Chloe Garcia Roberts on Li Shangyin
Xie Fang of the Senior Examination Class Memorized and Recited Many of My Poems, One Day I Happened to Send Him This.
At dawn, use clouds to conceive the lines.
In winter, hold snow to divine the poem.
On good days, the self is often moved
though impossible a writer always be so.
First resembling a crane in full sleep,
then a cicada with its closed-mouth shriek of desire.
When composing, momentum never unfolds.
Arriving at the predetermined, fitting it be pre-condemned.
At the head of the Southern River: endless trees.
At the Western Tower: shifting haze.
Edits complete, everyone silent, still.
Send it away down a road unbroken, unending.
A constellation of stars hangs toward earth in the cold.
River sounds ascend to heaven at dawn.
If, dear sir, you hold regret
let this poem express it.
The Banquet at River Hall Dispersed, I Return to the Residence Along a Willow Road, Chanting
A spring ode I dared to lightly compose,
its lines, held in the mouth, slipped into a half-empty cup.
Already undone by the river reflecting willows.
More so by plum trees hidden in snow.
Those few of us in harmony: absolutely futile.
A rush of grief quickens, then arrives.
From poetry, what atonement?
One just feels the white hairs hastening.
On Translating Li Shangyin
For me, the first year of motherhood was an extended lesson in learning to fail with grace. Every day, beginning with my son's first day, was a catalogue of failure ranging from the mundane to the spectacular: not getting my baby to sleep, not getting to the grocery store, not remembering to pay my bills, not writing, not reading, and so on and so on. Every day was a reconciliation of what I had imagined would happen with what did happen, a further constriction of my expectations, a further withdrawal from the shores of my former self.
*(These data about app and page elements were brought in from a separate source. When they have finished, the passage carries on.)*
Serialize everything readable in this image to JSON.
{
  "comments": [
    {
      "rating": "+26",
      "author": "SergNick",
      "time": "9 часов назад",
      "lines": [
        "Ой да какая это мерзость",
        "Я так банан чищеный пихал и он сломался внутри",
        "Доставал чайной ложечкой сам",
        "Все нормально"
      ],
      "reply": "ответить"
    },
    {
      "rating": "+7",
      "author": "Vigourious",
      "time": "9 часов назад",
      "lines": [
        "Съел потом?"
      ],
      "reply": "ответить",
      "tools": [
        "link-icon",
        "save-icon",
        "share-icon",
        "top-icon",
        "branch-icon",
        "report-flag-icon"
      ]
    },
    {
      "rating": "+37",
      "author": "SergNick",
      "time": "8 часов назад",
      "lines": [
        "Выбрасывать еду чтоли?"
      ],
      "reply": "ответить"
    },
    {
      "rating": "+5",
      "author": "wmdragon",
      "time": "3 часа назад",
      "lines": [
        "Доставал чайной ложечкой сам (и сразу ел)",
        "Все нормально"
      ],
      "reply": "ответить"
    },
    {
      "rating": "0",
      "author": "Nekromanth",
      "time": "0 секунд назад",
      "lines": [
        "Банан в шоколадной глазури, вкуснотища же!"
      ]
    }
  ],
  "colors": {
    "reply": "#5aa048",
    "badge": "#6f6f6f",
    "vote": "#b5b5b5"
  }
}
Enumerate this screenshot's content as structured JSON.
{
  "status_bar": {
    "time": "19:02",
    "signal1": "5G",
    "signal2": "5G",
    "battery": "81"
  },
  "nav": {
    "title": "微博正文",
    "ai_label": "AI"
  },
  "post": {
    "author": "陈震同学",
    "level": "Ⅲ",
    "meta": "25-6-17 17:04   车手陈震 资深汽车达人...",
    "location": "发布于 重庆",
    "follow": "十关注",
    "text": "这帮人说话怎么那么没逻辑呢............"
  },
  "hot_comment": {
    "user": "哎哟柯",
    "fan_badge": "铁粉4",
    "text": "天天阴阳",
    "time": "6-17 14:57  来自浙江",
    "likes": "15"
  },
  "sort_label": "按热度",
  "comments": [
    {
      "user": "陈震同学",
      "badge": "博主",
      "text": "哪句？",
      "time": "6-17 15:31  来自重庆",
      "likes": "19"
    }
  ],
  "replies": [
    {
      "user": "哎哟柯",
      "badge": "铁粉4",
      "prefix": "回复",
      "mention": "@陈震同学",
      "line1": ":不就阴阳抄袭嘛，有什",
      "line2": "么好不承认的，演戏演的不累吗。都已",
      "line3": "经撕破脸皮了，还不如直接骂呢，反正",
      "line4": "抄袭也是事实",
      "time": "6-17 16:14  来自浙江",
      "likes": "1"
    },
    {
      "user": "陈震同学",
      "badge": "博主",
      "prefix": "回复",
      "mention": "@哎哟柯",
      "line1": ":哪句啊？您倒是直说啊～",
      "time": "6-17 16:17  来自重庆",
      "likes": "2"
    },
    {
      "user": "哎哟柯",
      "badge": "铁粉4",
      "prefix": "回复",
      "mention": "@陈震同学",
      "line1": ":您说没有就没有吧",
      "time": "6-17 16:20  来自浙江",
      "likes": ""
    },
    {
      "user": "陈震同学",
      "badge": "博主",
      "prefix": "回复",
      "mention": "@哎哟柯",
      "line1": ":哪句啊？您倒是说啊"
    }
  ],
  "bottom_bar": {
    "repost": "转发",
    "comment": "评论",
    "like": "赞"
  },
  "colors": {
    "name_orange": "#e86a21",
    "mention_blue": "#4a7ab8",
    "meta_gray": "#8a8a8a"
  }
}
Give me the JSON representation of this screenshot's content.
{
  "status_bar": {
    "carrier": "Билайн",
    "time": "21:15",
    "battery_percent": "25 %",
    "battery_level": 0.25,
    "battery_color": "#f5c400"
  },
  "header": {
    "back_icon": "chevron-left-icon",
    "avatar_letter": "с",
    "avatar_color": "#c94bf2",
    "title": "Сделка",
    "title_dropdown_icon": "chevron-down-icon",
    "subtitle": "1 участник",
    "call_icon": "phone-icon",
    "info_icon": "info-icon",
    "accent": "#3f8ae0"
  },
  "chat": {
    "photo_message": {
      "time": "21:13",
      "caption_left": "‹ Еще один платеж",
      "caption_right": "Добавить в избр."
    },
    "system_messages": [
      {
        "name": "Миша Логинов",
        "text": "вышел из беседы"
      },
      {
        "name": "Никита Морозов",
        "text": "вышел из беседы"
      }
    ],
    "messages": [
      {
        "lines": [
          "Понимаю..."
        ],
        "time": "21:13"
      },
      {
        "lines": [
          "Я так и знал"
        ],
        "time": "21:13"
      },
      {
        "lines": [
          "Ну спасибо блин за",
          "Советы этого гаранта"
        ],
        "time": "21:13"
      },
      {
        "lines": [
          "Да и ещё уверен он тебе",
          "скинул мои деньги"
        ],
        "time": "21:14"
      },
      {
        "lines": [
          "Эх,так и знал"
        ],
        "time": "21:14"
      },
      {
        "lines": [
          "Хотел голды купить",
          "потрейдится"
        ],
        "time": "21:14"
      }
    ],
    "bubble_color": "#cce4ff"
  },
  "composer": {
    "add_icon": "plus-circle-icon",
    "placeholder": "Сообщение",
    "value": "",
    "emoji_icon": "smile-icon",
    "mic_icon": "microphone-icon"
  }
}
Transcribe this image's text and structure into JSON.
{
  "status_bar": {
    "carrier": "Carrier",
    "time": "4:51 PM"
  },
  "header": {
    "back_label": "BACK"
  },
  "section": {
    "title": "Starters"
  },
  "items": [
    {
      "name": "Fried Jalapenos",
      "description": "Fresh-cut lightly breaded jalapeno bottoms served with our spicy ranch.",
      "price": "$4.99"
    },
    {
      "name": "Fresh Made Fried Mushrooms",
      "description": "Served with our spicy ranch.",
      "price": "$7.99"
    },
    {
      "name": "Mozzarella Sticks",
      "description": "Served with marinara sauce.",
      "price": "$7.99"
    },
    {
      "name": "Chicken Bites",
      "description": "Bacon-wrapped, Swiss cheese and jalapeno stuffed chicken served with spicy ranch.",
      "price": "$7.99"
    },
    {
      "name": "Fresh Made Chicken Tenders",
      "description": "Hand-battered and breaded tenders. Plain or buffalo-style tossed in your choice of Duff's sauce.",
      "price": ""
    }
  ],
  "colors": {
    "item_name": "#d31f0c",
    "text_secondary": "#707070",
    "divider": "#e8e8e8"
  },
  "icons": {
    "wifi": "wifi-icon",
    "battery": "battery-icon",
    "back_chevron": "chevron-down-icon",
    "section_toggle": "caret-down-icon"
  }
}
Contrary to my belief that poetry would flow seamlessly in and out of my new existence as a mother, writing increasingly felt like a vestige from another life. Not just the product, but the very act itself was subject to question. In this time, the practice of translation became almost medicinal. With translation I found I could sidestep the self-flagellation of creation and go directly to the heart. I could open a text, in whatever minutes accorded to me between the needs of my son, and be right there in the bliss of it.
One of my ongoing projects has been the work of the late-Tang era Chinese poet Li Shangyin, and during this time I came upon a cache of poems by him on the subject of writing, of which the above are two. Like his other poems, these poems depict the twinning of grief and hope, wanting and loss, but more concretely they are about the disillusionment of being a poet. In the first poem, addressed to an admirer of his poetry, Li Shangyin, usually so opaque about his subject matter, becomes uncharacteristically transparent and gives the reader an unflinching look at the anguish behind his practice. And in the second, this gaze cuts even deeper to end in a harsh condemnation of the futility of poetry itself. And yet these denouncements come to us in the form of poetry, they are conveyed so violently and so exquisitely by the very form they condemn. The poems are evidence that the poet refused to allow his doubts to consume his words.
Over the months that these texts slowly unfolded into English (the first year of motherhood is a time of agonizingly slow production) they became a source of companionship in an unmoored time. They became precious to me because their translation, which began as an escape from my own poetic unease, unexpectedly and benevolently illuminated a path back into my own writing by showing me that the only viable way out of doubt is through it.